**SUPPLIED DATA:**
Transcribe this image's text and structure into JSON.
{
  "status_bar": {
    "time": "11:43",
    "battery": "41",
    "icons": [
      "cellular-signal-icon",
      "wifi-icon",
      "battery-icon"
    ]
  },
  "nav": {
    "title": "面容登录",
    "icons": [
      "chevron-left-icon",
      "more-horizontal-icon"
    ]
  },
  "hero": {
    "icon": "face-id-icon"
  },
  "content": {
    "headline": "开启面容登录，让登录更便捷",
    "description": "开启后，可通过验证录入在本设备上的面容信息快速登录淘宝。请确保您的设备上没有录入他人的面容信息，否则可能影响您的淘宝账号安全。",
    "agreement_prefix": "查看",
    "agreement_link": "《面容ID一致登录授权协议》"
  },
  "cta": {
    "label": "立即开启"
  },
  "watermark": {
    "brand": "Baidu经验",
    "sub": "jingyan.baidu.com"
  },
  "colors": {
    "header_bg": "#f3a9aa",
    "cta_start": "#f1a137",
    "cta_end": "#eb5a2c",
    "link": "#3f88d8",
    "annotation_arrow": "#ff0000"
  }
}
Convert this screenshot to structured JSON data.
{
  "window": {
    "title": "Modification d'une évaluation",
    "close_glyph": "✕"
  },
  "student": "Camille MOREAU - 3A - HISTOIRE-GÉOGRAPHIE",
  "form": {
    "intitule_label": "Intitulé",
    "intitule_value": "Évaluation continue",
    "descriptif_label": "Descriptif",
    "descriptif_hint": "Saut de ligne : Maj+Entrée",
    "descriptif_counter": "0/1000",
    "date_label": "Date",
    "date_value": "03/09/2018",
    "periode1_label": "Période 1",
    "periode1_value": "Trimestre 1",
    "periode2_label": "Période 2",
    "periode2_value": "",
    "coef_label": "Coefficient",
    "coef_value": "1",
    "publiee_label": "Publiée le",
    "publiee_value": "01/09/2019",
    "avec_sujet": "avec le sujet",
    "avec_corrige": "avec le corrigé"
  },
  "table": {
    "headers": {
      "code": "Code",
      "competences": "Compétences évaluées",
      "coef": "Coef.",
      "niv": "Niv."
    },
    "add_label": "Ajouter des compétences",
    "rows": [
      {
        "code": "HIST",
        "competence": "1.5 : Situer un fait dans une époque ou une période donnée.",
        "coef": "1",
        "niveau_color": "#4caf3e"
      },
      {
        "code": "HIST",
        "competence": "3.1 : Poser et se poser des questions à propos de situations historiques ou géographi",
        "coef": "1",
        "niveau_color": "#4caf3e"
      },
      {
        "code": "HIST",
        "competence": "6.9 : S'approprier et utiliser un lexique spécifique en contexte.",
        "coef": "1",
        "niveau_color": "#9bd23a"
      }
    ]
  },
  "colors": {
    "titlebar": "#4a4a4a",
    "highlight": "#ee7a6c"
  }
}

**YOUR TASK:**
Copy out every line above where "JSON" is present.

**PROBLEM SOLUTION:**
Transcribe this image's text and structure into JSON.
Convert this screenshot to structured JSON data.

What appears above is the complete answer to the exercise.